Marred by uncertainty

Despite being self reliant, the plywood industry face a hard time


With the ongoing protest in Tarai, the plywood industry is facing a hard time. Ninety per cent of the total factories are not operational for a month now due to continuous bandh. With low production, the market is gradually witnessing a shortage of products. The industry which was going through a difficult situation since the earthquake, is further marred by the Tarai unrest.

Moreover, the sluggish real estate industry, stagnant economy and political instability have led to a dip in demand.“We face difficulties in distributing products in the market as our factories are not operational due to the strike,” said Devananda Sarawagi, Managing Director of Sarawagi Ply Industries. He further added, “The economy is stagnant and the real estate business is not doing very well.

Also, the plywood market is competitive. All these factors add to our burden.” Citing that they used to export plywood to India, he said, “With the existing situation and other problems, we have not been able to export for a year now.”

Sarawagi stated that political stability is must to spread positivity in all industries. He further said, “The industry also faces problems of

labour and load shedding that ultimately hikes  the cost of production.”Utis tree which is regarded as soft wood is the main raw material for plywood manufacturers.

These trees are generally found in Ilam, Phidim, Panchthar, Dhankuta, Hile, Sindhupalchowk, Dolakha among others. Additionally, other needed raw material and chemicals are imported from India.

“We are witnessing a growth in demand of five to six per cent every year. However, this year, we feel that the business will face losses due to the political instability,” said Pradeep Chaudhary, Vice President of Nepal Plywood Manufacturers Association (NPMA).

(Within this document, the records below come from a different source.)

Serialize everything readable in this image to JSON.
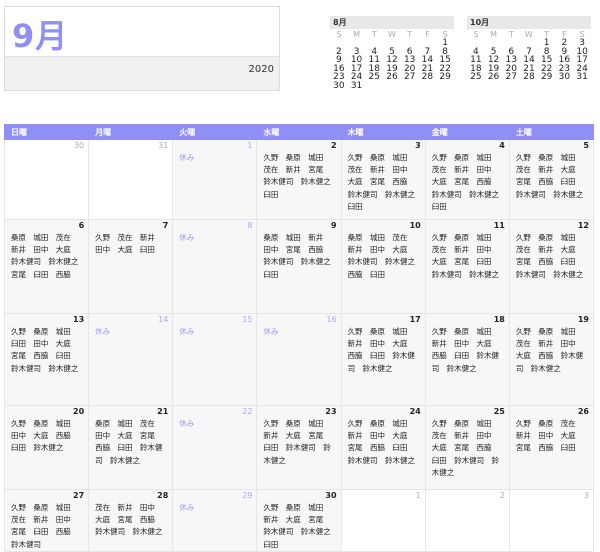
{
  "month_title": "9月",
  "year": "2020",
  "mini_calendars": [
    {
      "title": "8月",
      "weekdays": [
        "S",
        "M",
        "T",
        "W",
        "T",
        "F",
        "S"
      ],
      "weeks": [
        [
          "",
          "",
          "",
          "",
          "",
          "",
          "1"
        ],
        [
          "2",
          "3",
          "4",
          "5",
          "6",
          "7",
          "8"
        ],
        [
          "9",
          "10",
          "11",
          "12",
          "13",
          "14",
          "15"
        ],
        [
          "16",
          "17",
          "18",
          "19",
          "20",
          "21",
          "22"
        ],
        [
          "23",
          "24",
          "25",
          "26",
          "27",
          "28",
          "29"
        ],
        [
          "30",
          "31",
          "",
          "",
          "",
          "",
          ""
        ]
      ]
    },
    {
      "title": "10月",
      "weekdays": [
        "S",
        "M",
        "T",
        "W",
        "T",
        "F",
        "S"
      ],
      "weeks": [
        [
          "",
          "",
          "",
          "",
          "1",
          "2",
          "3"
        ],
        [
          "4",
          "5",
          "6",
          "7",
          "8",
          "9",
          "10"
        ],
        [
          "11",
          "12",
          "13",
          "14",
          "15",
          "16",
          "17"
        ],
        [
          "18",
          "19",
          "20",
          "21",
          "22",
          "23",
          "24"
        ],
        [
          "25",
          "26",
          "27",
          "28",
          "29",
          "30",
          "31"
        ]
      ]
    }
  ],
  "weekday_headers": [
    "日曜",
    "月曜",
    "火曜",
    "水曜",
    "木曜",
    "金曜",
    "土曜"
  ],
  "holiday_label": "休み",
  "weeks": [
    [
      {
        "day": "30",
        "style": "muted",
        "names": ""
      },
      {
        "day": "31",
        "style": "muted",
        "names": ""
      },
      {
        "day": "1",
        "style": "blue",
        "holiday": "休み",
        "names": ""
      },
      {
        "day": "2",
        "style": "",
        "names": "久野 桑原 城田 茂在 新井 宮尾 鈴木健司 鈴木健之 臼田"
      },
      {
        "day": "3",
        "style": "",
        "names": "久野 桑原 城田 茂在 新井 田中 大庭 宮尾 西脇 鈴木健司 鈴木健之 臼田"
      },
      {
        "day": "4",
        "style": "",
        "names": "久野 桑原 城田 茂在 新井 田中 大庭 宮尾 西脇 鈴木健司 鈴木健之 臼田"
      },
      {
        "day": "5",
        "style": "",
        "names": "久野 桑原 城田 茂在 新井 大庭 宮尾 西脇 臼田 鈴木健司 鈴木健之"
      }
    ],
    [
      {
        "day": "6",
        "style": "",
        "names": "桑原 城田 茂在 新井 田中 大庭 鈴木健司 鈴木健之 宮尾 臼田 西脇"
      },
      {
        "day": "7",
        "style": "",
        "names": "久野 茂在 新井 田中 大庭 臼田"
      },
      {
        "day": "8",
        "style": "blue",
        "holiday": "休み",
        "names": ""
      },
      {
        "day": "9",
        "style": "",
        "names": "桑原 城田 新井 田中 宮尾 西脇 鈴木健司 鈴木健之 臼田"
      },
      {
        "day": "10",
        "style": "",
        "names": "桑原 城田 茂在 新井 田中 大庭 鈴木健司 鈴木健之 西脇 臼田"
      },
      {
        "day": "11",
        "style": "",
        "names": "久野 桑原 城田 茂在 新井 田中 大庭 宮尾 臼田 鈴木健司 鈴木健之"
      },
      {
        "day": "12",
        "style": "",
        "names": "久野 桑原 城田 茂在 新井 大庭 宮尾 西脇 臼田 鈴木健司 鈴木健之"
      }
    ],
    [
      {
        "day": "13",
        "style": "",
        "names": "久野 桑原 城田 臼田 田中 大庭 宮尾 西脇 臼田 鈴木健司 鈴木健之"
      },
      {
        "day": "14",
        "style": "blue",
        "holiday": "休み",
        "names": ""
      },
      {
        "day": "15",
        "style": "blue",
        "holiday": "休み",
        "names": ""
      },
      {
        "day": "16",
        "style": "blue",
        "holiday": "休み",
        "names": ""
      },
      {
        "day": "17",
        "style": "",
        "names": "久野 桑原 城田 新井 田中 大庭 西脇 臼田 鈴木健司 鈴木健之"
      },
      {
        "day": "18",
        "style": "",
        "names": "久野 桑原 城田 新井 田中 大庭 西脇 臼田 鈴木健司 鈴木健之"
      },
      {
        "day": "19",
        "style": "",
        "names": "久野 桑原 城田 茂在 新井 田中 大庭 西脇 鈴木健司 鈴木健之"
      }
    ],
    [
      {
        "day": "20",
        "style": "",
        "names": "久野 桑原 城田 田中 大庭 西脇 臼田 鈴木健之"
      },
      {
        "day": "21",
        "style": "",
        "names": "桑原 城田 茂在 田中 大庭 宮尾 西脇 臼田 鈴木健司 鈴木健之"
      },
      {
        "day": "22",
        "style": "blue",
        "holiday": "休み",
        "names": ""
      },
      {
        "day": "23",
        "style": "",
        "names": "久野 桑原 城田 新井 大庭 宮尾 臼田 鈴木健司 鈴木健之"
      },
      {
        "day": "24",
        "style": "",
        "names": "久野 桑原 城田 新井 田中 大庭 宮尾 西脇 臼田 鈴木健司 鈴木健之"
      },
      {
        "day": "25",
        "style": "",
        "names": "久野 桑原 城田 茂在 新井 田中 大庭 宮尾 西脇 臼田 鈴木健司 鈴木健之"
      },
      {
        "day": "26",
        "style": "",
        "names": "久野 桑原 茂在 新井 田中 大庭 宮尾 西脇 臼田"
      }
    ],
    [
      {
        "day": "27",
        "style": "",
        "names": "久野 桑原 城田 茂在 新井 田中 宮尾 臼田 西脇 鈴木健司"
      },
      {
        "day": "28",
        "style": "",
        "names": "茂在 新井 田中 大庭 宮尾 西脇 鈴木健司 鈴木健之"
      },
      {
        "day": "29",
        "style": "blue",
        "holiday": "休み",
        "names": ""
      },
      {
        "day": "30",
        "style": "",
        "names": "久野 桑原 城田 新井 大庭 宮尾 鈴木健司 鈴木健之 臼田"
      },
      {
        "day": "1",
        "style": "muted",
        "names": ""
      },
      {
        "day": "2",
        "style": "muted",
        "names": ""
      },
      {
        "day": "3",
        "style": "muted",
        "names": ""
      }
    ]
  ]
}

Citing that the plywood industry is self reliant, he said, “Domestic manufacturers are producing various grade products such as A, B, C and D as per their usage. And three per cent of total production is exported to


According to the NPMA, there are 50 plywood manufacturing factories which directly employ 10,000 employees. Chaudhary further informed that five other companies are in the pipeline for investment in the sector. Citing that there is unhealthy competition in the market, he stated, “Duplication of logos is the main problem.

Many companies copy from established brands and sell low quality products at low price which creates

imbalance in the market.”

According to him, the industry has Rs seven billion turnover annually while still operating at 60 per cent of installed capacity.

Lack of skilled manpower, problems of trade union and load shedding are other hassles faced by the industry. “We have a severe crunch of skilled manpower in the country. Every year we have to import skilled manpower from Bihar and Uttar Pradesh,” he informed.

“The business of plywood has dipped by as much as 50 per cent at present due to the ongoing strike in Tarai and as an effect of the earthquake,” said Ganesh Pokharel, Proprietor of Shikar Trade Link. He said that as the government has banned the construction of residential buildings, it directly affected the demand for plywood.

According to him, plywood is basically used for manufacturing furniture and shuttering while constructing buildings. Citing that the supply has also dipped, he said, “The demand for furniture has gone up but we could only fulfill 30 per cent of that due to the bandh.”

According to him, earlier they used to supply five trucks of plywood a month.Pokharel said that Kathmandu comprises 51 per cent of the market for plywood business and other parts of the country account for 49 per cent. Stating that customers are not aware about quality, he said, “Customers seek affordability rather than quality.

This allows many unprofessional players to penetrate the market.” There are branded products such as Duro, Mayur, Sagun, Surya, Greenply, Himalayan et cetera and local products in the market as well which differ in price by 40 per cent.